Israel and the Nations
The message of Sukkot is also about the future – the second coming of Messiah, which will be a joyous day for those who know Him. When the Messiah comes, He will collect the harvest for the Father’s Kingdom.
In the Jewish synagogues, people often read from the Book of Zechariah, especially chapter 14 that foreshadows the return of the Messiah and His saints. It speaks of the Messiah’s reign, God’s exaltation of Jerusalem, overcoming Israel’s enemies, and all nations pilgrimaging to God’s Holy City for Sukkot.
During the Festival of Booths, the Jewish people also pray for other nations, inviting them to come to Jerusalem to celebrate together, since God already commanded Moses and the Hebrews to include the foreigner in their feasts. (Deuteronomy 16:14)
Feast of Tabernacles is a time to evaluate our past and refocus our minds on the right path. God wants each generation to remember their journey after they left Egypt:
You may say to yourself, “My power and the strength of my hands have produced this wealth for me.” But remember the Lord your God, for it is He who gives you the ability to produce wealth, and so confirms His covenant, which He swore to your ancestors, as it is today. Deuteronomy 8:17-18
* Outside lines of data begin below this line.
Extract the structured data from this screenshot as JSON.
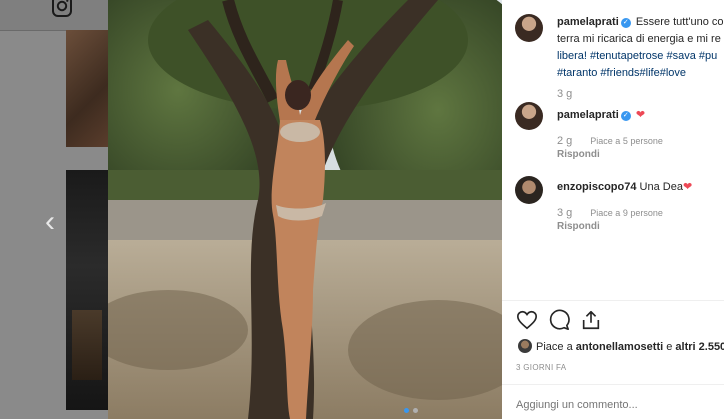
{
  "background": {
    "logo": "instagram-icon",
    "prev_arrow": "‹"
  },
  "photo": {
    "next_arrow": "›",
    "carousel_dots": 2,
    "active_dot": 0
  },
  "post": {
    "author": "pamelaprati",
    "caption_line1": "Essere tutt'uno co",
    "caption_line2": "terra mi ricarica di energia e mi re",
    "caption_line3": "libera! #tenutapetrose #sava #pu",
    "caption_line4": "#taranto #friends#life#love",
    "caption_time": "3 g"
  },
  "comments": [
    {
      "user": "pamelaprati",
      "verified": true,
      "text": "",
      "emoji": "❤",
      "time": "2 g",
      "likes": "Piace a 5 persone",
      "reply": "Rispondi"
    },
    {
      "user": "enzopiscopo74",
      "verified": false,
      "text": "Una Dea",
      "emoji": "❤",
      "time": "3 g",
      "likes": "Piace a 9 persone",
      "reply": "Rispondi"
    }
  ],
  "likes": {
    "prefix": "Piace a",
    "user": "antonellamosetti",
    "suffix": "e",
    "others": "altri 2.550"
  },
  "timestamp": "3 GIORNI FA",
  "add_comment_placeholder": "Aggiungi un commento...",
  "colors": {
    "link": "#003569",
    "verified": "#3897f0",
    "heart": "#ed4956",
    "meta": "#8e8e8e"
  }
}
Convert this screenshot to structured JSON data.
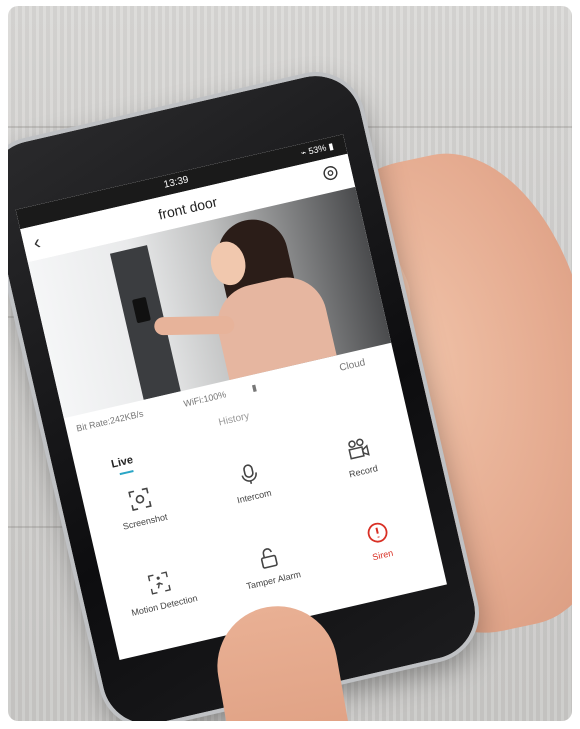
{
  "phone": {
    "status": {
      "time": "13:39",
      "battery": "⌁ 53% ▮"
    },
    "nav": {
      "title": "front door",
      "back_glyph": "‹"
    },
    "info": {
      "bit_rate": "Bit Rate:242KB/s",
      "wifi": "WiFi:100%",
      "cloud": "Cloud"
    },
    "tabs": {
      "history": "History",
      "live": "Live"
    },
    "grid": [
      {
        "label": "Screenshot",
        "icon": "screenshot-icon"
      },
      {
        "label": "Intercom",
        "icon": "microphone-icon"
      },
      {
        "label": "Record",
        "icon": "camera-record-icon"
      },
      {
        "label": "Motion Detection",
        "icon": "motion-icon"
      },
      {
        "label": "Tamper Alarm",
        "icon": "unlock-icon"
      },
      {
        "label": "Siren",
        "icon": "alert-icon"
      }
    ],
    "page_dots": "● ●"
  },
  "colors": {
    "accent": "#2aa6c6",
    "alert": "#d93025"
  }
}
The Feast of Tabernacles is a time of spiritual purification for a man and a woman who are being reconciled with God. It’s a season of overwhelming joy. The abundant crops are a reminder of God’s goodness. Israel rejoices in the miraculous protection of God who accompanied them in the desert. It is also a manifestation of total dependence on God.